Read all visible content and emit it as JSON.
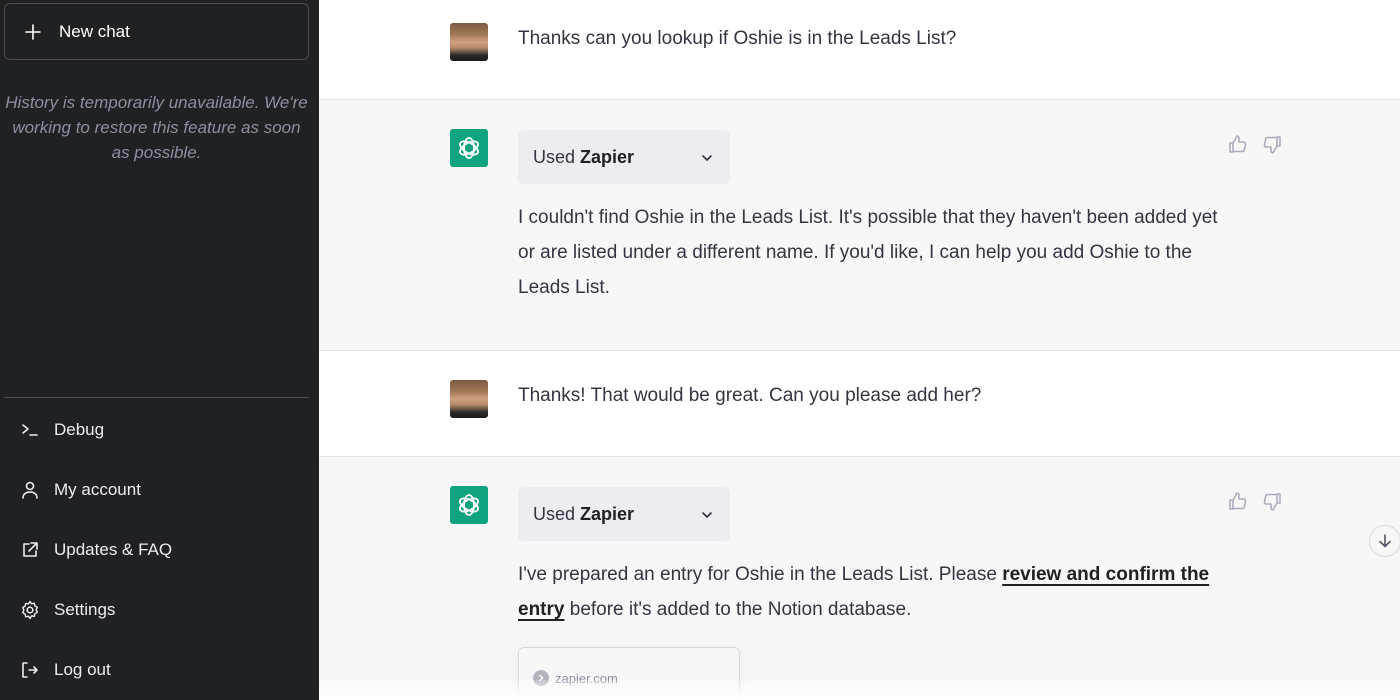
{
  "sidebar": {
    "new_chat_label": "New chat",
    "history_note": "History is temporarily unavailable. We're working to restore this feature as soon as possible.",
    "items": [
      {
        "label": "Debug",
        "icon": "terminal-icon"
      },
      {
        "label": "My account",
        "icon": "user-icon"
      },
      {
        "label": "Updates & FAQ",
        "icon": "external-link-icon"
      },
      {
        "label": "Settings",
        "icon": "gear-icon"
      },
      {
        "label": "Log out",
        "icon": "logout-icon"
      }
    ]
  },
  "conversation": {
    "messages": [
      {
        "role": "user",
        "text": "Thanks can you lookup if Oshie is in the Leads List?"
      },
      {
        "role": "assistant",
        "plugin_used_prefix": "Used ",
        "plugin_name": "Zapier",
        "text": "I couldn't find Oshie in the Leads List. It's possible that they haven't been added yet or are listed under a different name. If you'd like, I can help you add Oshie to the Leads List."
      },
      {
        "role": "user",
        "text": "Thanks! That would be great. Can you please add her?"
      },
      {
        "role": "assistant",
        "plugin_used_prefix": "Used ",
        "plugin_name": "Zapier",
        "text_before": "I've prepared an entry for Oshie in the Leads List. Please ",
        "link_text": "review and confirm the entry",
        "text_after": " before it's added to the Notion database.",
        "card_source": "zapier.com"
      }
    ]
  },
  "colors": {
    "sidebar_bg": "#202123",
    "assistant_bg": "#f7f7f8",
    "brand_green": "#10a37f",
    "text": "#343541"
  }
}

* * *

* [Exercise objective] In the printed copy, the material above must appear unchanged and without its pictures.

* [Solution]
Read all visible content and emit it as JSON.
{
  "sidebar": {
    "new_chat_label": "New chat",
    "history_note": "History is temporarily unavailable. We're working to restore this feature as soon as possible.",
    "items": [
      {
        "label": "Debug",
        "icon": "terminal-icon"
      },
      {
        "label": "My account",
        "icon": "user-icon"
      },
      {
        "label": "Updates & FAQ",
        "icon": "external-link-icon"
      },
      {
        "label": "Settings",
        "icon": "gear-icon"
      },
      {
        "label": "Log out",
        "icon": "logout-icon"
      }
    ]
  },
  "conversation": {
    "messages": [
      {
        "role": "user",
        "text": "Thanks can you lookup if Oshie is in the Leads List?"
      },
      {
        "role": "assistant",
        "plugin_used_prefix": "Used ",
        "plugin_name": "Zapier",
        "text": "I couldn't find Oshie in the Leads List. It's possible that they haven't been added yet or are listed under a different name. If you'd like, I can help you add Oshie to the Leads List."
      },
      {
        "role": "user",
        "text": "Thanks! That would be great. Can you please add her?"
      },
      {
        "role": "assistant",
        "plugin_used_prefix": "Used ",
        "plugin_name": "Zapier",
        "text_before": "I've prepared an entry for Oshie in the Leads List. Please ",
        "link_text": "review and confirm the entry",
        "text_after": " before it's added to the Notion database.",
        "card_source": "zapier.com"
      }
    ]
  },
  "colors": {
    "sidebar_bg": "#202123",
    "assistant_bg": "#f7f7f8",
    "brand_green": "#10a37f",
    "text": "#343541"
  }
}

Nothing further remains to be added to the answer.